A note to Wes about my summer reading
What’s eight hundred pages long, twenty-five years old and alternates between in-depth discussions of nuclear physics and eyewitness accounts of world war II atrocities? Need another hint? It won a Pulitzer, National book award and a National Book Critics Circle Award (that’s one PEN award short of a Philip Roth, if you’re scoring at home). It’s The Making of the Atomic Bomb by Richard Rhodes! Would like to learn more? No? Too heavy for summer, you say? I’ll tell you about it anyway!
Let’s start with the title: it’s not a famous quotation put to surprisingly good use, it’s not from Shakespeare. There’s no subtitle. No attempt to sound scholarly or clever whatsoever. Just a picture of a mushroom cloud. This book is probably as intimidating and depressing as it claims to be. You can’t claim you were misled. There’s something very refreshing about that.
But as you know, I have a secret weakness for books with titles in capital letters four inches tall, books that might as well scream “Father’s Day gift” when you open them, and movies with characters who speak with clipped British accents. If you’re like me, or even if you just enjoy black-and-white photographs of men in labcoats with terrible haircuts, this is the book for you. And it is fucking great. There’s espionage and drama. Rivals are forced to work together, friends become enemies, great stuff all around. Norwegian special forces endeavor to destroy the Nazi supply of heavy water before Hitler’s scientists can initiate a nuclear chain reaction. Niels Bohr – Danish physicist, Nobel Laureate, outspoken enemy of the Nazis – is visited by a former student — now the head of the Third Reich’s nuclear physics program. Bohr, facing Nazi arrest, is later smuggled out of the country. Enrico Fermi surreptitiously spends his life savings so the Gestapo won’t notice that he’s planning on fleeing the country. I don’t know about you, but I consider events like these to be the bones of a compelling narrative.

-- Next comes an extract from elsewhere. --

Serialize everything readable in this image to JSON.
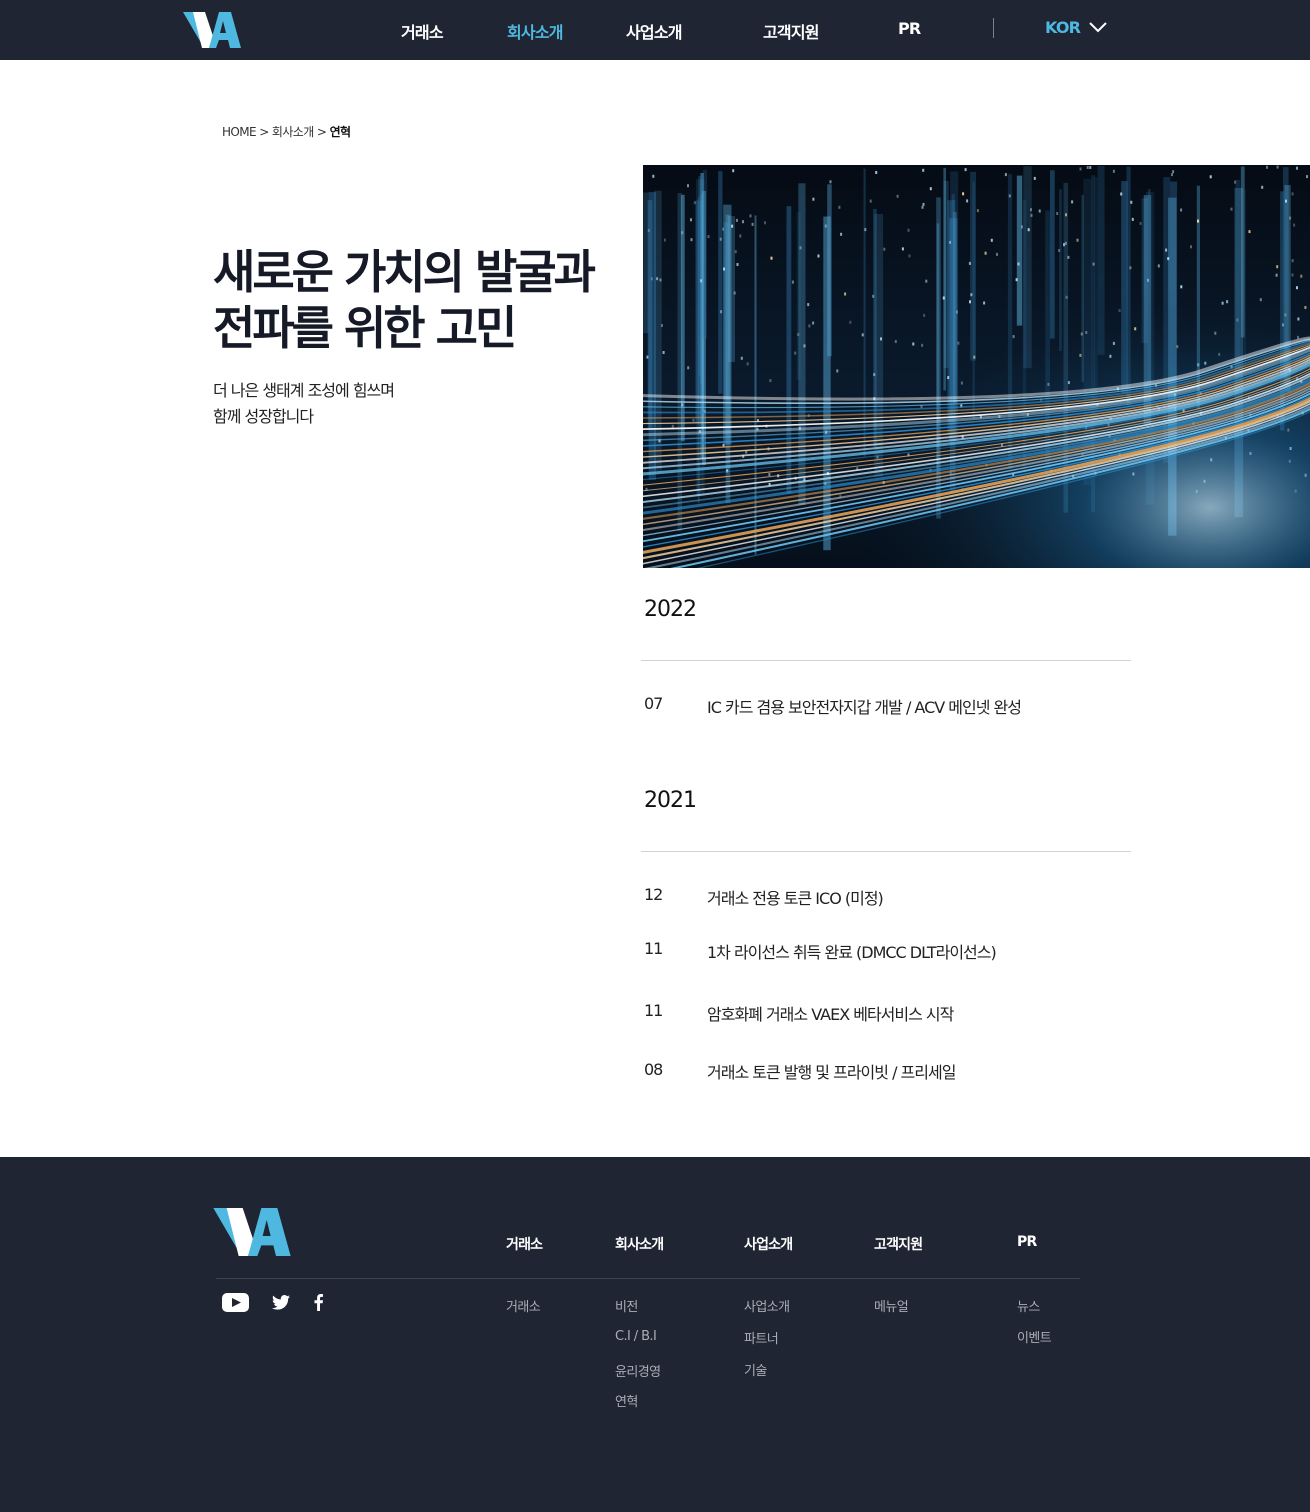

In most popular physics books, the historical context usually gets left by the side of the road, a necessary casualty of the need to explain all the relevant concepts clearly and quickly. And most of the time, this is a very good decision. Popular readers have never clamored to to read the minutia of scientific experimentation in real time; even Brian Greene’s The Elegant Universe — otherwise a perfectly readable popular science book – started to drag as soon he put himself back in the laboratory. But the nuclear bomb was much, much more than a scientific or military discovery, it changed the global political landscape irreparably, it fueled the Cold War for decades and our current age of terrorism is still running on its fumes. And the scientists involved understood that atomic bombs would probably change their world for the worse, from the first ideas of atomic bombs in H.G. Wells’ The World Set Free (life imitating art again) and the desire to set up a global initiative to control nuclear energy, to the penultimate tests in Los Alamos. Franklin Roosevelt made nuclear policy the sole province of the president, an incredible judgment call, considering that Hitler and Stalin were dismissive of nuclear research at the same time. Rhodes takes stock of the scientists just before the final nuclear tests: the most philosophical researchers are drinking heavily and playing poker, Fermi is clinical scientific, Oppenheimer is underweight and reading the Bhagavad-Gita. The nuclear tests are successful, the scientists have just created the most destructive device in human history. The component parts of Fat Man and Little Boy are being sent to the Pacific theater. And Rhodes has a couple of chapters left.
At the risk of stating the obvious, this an incredibly heavy read, literally as well as figuratively. That might be an understatement: it’s a lead balloon of a book. Rhodes doesn’t pull any punches either, especially when he discusses the bombings and their aftermath. But it’s the right way to tell a story as important and as influential as this one. Discussing the World War II bombings in the German city of Dresden, Rhodes goes right to a young American POW and eyewitness named Kurt Vonnegut. Thirty years later, Vonnegut’s novel Cat’s Cradle would be informed by fears of nuclear holocaust, describing the end of the world from a seemingly incidental scientific discovery. His narrator? A writer who set out to write a history of the atomic bomb. Life imitating art again.